#4: THEY WALK AMONG US… (KIND OF)
Considering the possibility and ramifications of extraterrestrial life can be a helpful thought exercise, but it won’t be more than that until it moves from your head into your hands. It’s the things you do, not the things you think, that give your life power.
Wait? How am I supposed to take action when we don’t even know if extraterrestrial life exists? Here’s the M. Night Shyamalan twist ending: they’re already here.
There are aliens all around you. They’re your neighbors; friends at work; the helpful cashier at the grocery store; the kids’ soccer coach; even your mother-in-law. There was a time you were an alien too—maybe you still are.
To followers of Christ, sometimes it’s easy to forget that fact. I’ll raise my hand and say I’m guilty. I tend to live my life caught up in my own story and plans, oblivious to the aliens around me. Paul, seeing this in a church he cared deeply about, writes to shake them (and me) from slumber:
“Remember that you were at a time separated from Christ, alienated… having no hope and without God in the world.” (Ephesians 2:12)
While I scroll through the Pentagon’s UFO report, actual people I know and love remain alienated from their source of hope—cut off from God. I waste time considering theoreticals about little green men and miss the actuals living on all sides of me.
I believe what we’ve said about aliens is true of everyone you’ll cross paths with today. God created them—the friendly ones, the hostile ones, the pretty ones, the cranky ones. God loves them as much as He loves you in a way that elevates their importance without diminishing yours. If you’re a follower of Jesus, you’re an ambassador of reconciliation. It’s our one job to show that life with God is better than alienation…and that it’s available right now.
That’s true about the neighbor who always leaves their trash cans out two days longer than they should. It’s true about your cousin, who won’t stop posting embarrassing things on Facebook. It’s true of the Democrat and the Republican; the American and the Chinese national; the rich and the poor.
There is hope, and it’s our job to bring it to all the aliens out there.
But now in Christ Jesus you who once were far off have been brought near by the blood of Christ. For He Himself is our peace… [that He] might reconcile us both to God… So then you are no longer strangers and aliens, but you are fellow citizens with the saints and members of the household of God” (Ephesians 2:13-14,16,19)
I write this to remind myself because I’m prone to miss the forest for the trees.
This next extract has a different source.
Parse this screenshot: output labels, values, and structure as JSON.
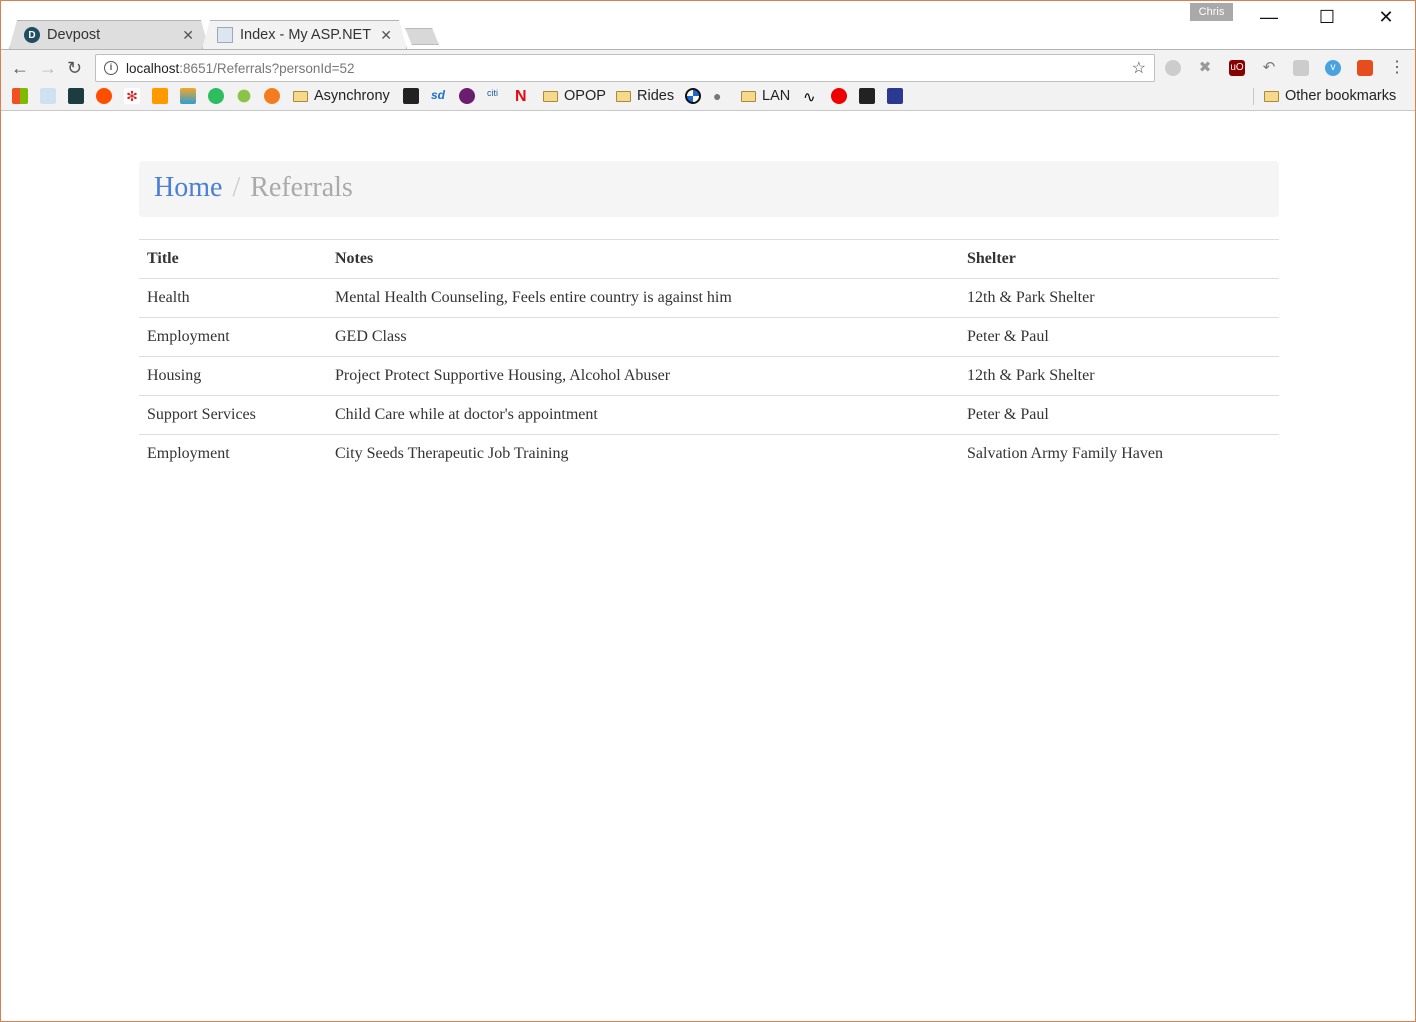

I’d rather rewatch The X-Files and have stimulating conversations about the intersection of theology and extraterrestrials than actually incarnate the hope of a reconciled life to the people around me. But I have one job… and I actually believe God intends for me to do it.
The “aliens” are already here, but so is the truth that a life reconciled to our shared Creator is possible. The question is: can we stop shooting at them long enough to actually show it?
LAND THE STARSHIP
To quote the late, great, Bowie, could there really be a “starman, waiting in the sky?” Honestly, I have no idea. But yes, or no, my faith wouldn’t take a hit. Little green men or not, I would still believe a God of love created the universe, and is working (even using us) to reconcile all of creation back to Him.
If a UFO lands in my backyard tonight, I want to think I’d greet the inhabitants the same way I’d greet my neighbors Dave, or Bill, or Robyn. But in the meantime, I should be more concerned with how I’m showing love to the people who live around me, before I worry about visitors from outer space.
For followers of Christ, the biggest question isn’t what’s out there, but what’s inside of us, coming out everyday through our choices, words, and actions?
Space is dark, and Jesus was clear about what we are supposed to be.
You are the light of the world… let your light shine before others, that they may see your good deeds and glorify your Father in heaven. (Matthew 5:14, 16) (NLT)
The aliens are everywhere. So “shine among them, like stars in the sky” (Philppians 4:15).
Turns out, the starman is actually you.